Vice President of Women and Children Health and Policy,
Novello made us proud when in 1990 she became the first woman and the first Hispanic to be appointed Surgeon General of the United States. A native of Fajardo, Puerto Rico, Novello became interested in medicine at an early age, and by when she reached her teen years she had already decided to become a doctor in order to help sick children.
With an extensive academic and professional background that includes the University of Puerto Rico, the University of Michigan and Georgetown University, in addition to more than 20 years in the public service arena as part of the National Institutes of Health (NIH), Novello is currently the vice president of Women and Children Health and Policy at the Florida Hospital in Orlando.

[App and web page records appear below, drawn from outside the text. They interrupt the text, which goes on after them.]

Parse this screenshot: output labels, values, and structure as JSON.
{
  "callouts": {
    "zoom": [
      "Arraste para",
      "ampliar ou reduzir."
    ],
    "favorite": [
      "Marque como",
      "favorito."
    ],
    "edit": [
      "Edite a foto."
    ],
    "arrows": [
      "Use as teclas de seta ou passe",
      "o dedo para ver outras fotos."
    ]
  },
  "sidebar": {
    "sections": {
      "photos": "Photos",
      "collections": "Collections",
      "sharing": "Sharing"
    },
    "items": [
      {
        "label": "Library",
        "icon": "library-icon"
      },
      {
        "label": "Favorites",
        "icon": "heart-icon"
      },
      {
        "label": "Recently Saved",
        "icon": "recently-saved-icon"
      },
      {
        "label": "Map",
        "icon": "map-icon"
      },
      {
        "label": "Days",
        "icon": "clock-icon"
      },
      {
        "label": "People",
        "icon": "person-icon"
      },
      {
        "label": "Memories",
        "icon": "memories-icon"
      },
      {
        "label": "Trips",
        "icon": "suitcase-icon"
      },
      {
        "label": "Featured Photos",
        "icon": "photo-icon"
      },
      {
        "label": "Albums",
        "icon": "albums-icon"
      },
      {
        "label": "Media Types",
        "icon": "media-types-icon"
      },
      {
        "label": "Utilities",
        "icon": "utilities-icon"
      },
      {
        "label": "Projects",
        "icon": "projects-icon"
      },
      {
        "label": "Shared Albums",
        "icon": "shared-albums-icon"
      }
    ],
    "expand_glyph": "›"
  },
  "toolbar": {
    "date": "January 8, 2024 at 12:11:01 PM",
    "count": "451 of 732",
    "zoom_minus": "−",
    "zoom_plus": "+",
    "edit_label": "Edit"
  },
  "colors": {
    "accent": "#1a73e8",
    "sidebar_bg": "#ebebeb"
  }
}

Novello can summarize the path towards such an impressive career with rather simple advice. “It is not easy, but nothing is impossible,” says Novello. “Determine what is it that you want, build your strategy and work at it.”
On the other hand, she warns future generation of Latinas about becoming doctors just for the prestige attached to it. “Medicine is a career for a lifetime”, she said, while, at the same time, understanding the urgency of having more Hispanic physicians. “If you don’t have cultural competence, you shouldn’t be treating minorities.”
Novello says that to become a doctor should not be the end career, and that Latinas should keep their options open and also consider other positions in which they can help the community, such as nurses and lab researchers.
Based on her own formula for success, Novello says that education is key, followed by support and perseverance. “You have to have someone who is your mentor and a really good friend who can laugh at it when you do things wrong,” says Novello. It is that simple..